Feeding the Hungry
Jorge Velazquez was always looking for one more hungry soul to feed.
This was in the mid- 1990's. Mr. Velazquez, a deeply religious man from Puerto Rico, had founded a program to feed the homeless at his Seventh-day Adventist church, and commuting home to Spanish Harlem from a shipping job in a shoulder-pad factory, he would keep an eye out for the down and out, recalled his longtime friend Anthony Salcedo.
Mr. Velazquez and his wife, Consuelo, would cook big pots of rice and beans and stew, and on Saturdays, they would pile their four kids into the car, make the rounds of some of Manhattan's saddest spots and ladle out hot dinners. "I'd ask him where he found these people and he'd say, 'Coming home from work I saw someone walking around and I got out of my car and followed them to where they were,' " Mr. Salcedo said. "He was a very determined man."
Determined to make things better for his family, Mr. Velazquez, 47, landed a job as a security guard for Morgan Stanley Dean Witter in the trade center in 1999, and he quickly worked his way up to security specialist. He had just bought a house in Passaic, N.J., and was moonlighting as a security guard to help pay for it. Now his family members are starting a program to feed the homeless at their local church.

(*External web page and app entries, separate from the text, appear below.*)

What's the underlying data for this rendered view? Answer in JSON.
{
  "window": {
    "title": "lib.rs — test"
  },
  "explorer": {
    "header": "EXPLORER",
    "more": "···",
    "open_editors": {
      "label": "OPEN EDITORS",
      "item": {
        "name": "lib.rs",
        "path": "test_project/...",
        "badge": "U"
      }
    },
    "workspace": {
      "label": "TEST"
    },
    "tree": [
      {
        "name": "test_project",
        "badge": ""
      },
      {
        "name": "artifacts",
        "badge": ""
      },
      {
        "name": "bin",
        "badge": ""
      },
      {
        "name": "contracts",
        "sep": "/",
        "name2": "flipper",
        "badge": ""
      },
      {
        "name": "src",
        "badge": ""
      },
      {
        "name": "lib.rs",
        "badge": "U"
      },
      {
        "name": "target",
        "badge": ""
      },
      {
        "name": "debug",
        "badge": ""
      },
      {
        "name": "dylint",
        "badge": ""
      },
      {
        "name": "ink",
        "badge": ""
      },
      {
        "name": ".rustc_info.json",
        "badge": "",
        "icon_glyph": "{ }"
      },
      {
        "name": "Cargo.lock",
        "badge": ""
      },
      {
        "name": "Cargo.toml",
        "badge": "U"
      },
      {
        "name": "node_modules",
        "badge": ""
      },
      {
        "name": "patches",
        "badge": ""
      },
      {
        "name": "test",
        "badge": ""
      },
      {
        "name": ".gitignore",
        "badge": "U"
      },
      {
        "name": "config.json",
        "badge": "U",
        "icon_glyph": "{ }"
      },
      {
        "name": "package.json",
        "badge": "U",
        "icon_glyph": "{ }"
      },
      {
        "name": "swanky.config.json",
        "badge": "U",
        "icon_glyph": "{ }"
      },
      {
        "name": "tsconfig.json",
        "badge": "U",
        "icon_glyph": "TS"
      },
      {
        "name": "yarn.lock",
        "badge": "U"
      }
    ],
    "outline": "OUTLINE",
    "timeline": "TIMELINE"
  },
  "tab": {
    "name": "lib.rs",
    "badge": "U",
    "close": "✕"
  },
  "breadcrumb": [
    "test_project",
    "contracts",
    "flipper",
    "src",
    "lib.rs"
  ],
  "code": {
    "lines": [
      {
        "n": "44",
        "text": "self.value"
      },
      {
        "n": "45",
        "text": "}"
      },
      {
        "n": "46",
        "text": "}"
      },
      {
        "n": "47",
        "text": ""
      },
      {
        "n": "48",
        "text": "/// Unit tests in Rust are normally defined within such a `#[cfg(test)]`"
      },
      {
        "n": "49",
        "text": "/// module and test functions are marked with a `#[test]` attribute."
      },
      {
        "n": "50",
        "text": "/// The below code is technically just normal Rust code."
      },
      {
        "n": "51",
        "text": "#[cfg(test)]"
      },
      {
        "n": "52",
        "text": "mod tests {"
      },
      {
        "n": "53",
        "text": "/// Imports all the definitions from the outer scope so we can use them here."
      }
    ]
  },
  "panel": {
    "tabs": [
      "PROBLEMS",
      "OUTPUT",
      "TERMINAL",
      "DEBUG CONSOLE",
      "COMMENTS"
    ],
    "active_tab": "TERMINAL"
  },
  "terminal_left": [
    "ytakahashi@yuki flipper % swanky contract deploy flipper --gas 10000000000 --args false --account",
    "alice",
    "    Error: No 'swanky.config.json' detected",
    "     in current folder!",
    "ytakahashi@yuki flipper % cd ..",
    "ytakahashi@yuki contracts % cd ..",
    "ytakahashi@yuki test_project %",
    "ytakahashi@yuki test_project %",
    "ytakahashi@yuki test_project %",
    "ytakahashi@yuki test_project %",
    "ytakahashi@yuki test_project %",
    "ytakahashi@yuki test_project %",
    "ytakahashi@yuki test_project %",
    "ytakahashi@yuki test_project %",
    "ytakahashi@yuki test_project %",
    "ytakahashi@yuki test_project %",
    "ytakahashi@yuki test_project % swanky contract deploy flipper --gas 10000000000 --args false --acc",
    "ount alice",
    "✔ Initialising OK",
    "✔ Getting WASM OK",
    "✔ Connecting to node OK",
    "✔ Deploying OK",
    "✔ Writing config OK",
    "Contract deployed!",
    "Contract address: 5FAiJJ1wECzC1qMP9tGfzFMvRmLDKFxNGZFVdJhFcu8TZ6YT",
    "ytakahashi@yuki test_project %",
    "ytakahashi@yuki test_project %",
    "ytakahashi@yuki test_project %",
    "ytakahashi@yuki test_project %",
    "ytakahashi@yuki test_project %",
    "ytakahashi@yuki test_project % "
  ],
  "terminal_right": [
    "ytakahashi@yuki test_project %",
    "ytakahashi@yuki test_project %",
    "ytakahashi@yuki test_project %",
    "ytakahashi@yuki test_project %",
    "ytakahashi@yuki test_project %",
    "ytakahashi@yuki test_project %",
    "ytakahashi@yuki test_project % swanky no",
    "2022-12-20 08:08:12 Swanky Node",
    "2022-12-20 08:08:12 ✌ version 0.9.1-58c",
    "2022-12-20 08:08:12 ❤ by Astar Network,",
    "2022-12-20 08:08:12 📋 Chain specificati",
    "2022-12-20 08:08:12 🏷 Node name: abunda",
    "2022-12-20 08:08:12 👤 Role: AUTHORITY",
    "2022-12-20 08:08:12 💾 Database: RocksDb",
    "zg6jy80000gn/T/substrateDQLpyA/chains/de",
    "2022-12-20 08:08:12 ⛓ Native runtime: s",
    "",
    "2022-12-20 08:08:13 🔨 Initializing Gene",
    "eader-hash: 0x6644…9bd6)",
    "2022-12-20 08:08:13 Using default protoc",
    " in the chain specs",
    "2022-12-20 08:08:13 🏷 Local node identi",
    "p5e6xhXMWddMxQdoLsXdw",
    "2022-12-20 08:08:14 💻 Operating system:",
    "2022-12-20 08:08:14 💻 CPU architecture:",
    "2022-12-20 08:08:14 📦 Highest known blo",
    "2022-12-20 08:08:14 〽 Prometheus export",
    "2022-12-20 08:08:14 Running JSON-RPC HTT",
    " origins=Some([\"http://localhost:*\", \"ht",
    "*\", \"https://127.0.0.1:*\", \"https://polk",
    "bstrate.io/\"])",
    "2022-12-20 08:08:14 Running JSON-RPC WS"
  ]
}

Profile published in THE NEW YORK TIMES on October 28, 2001.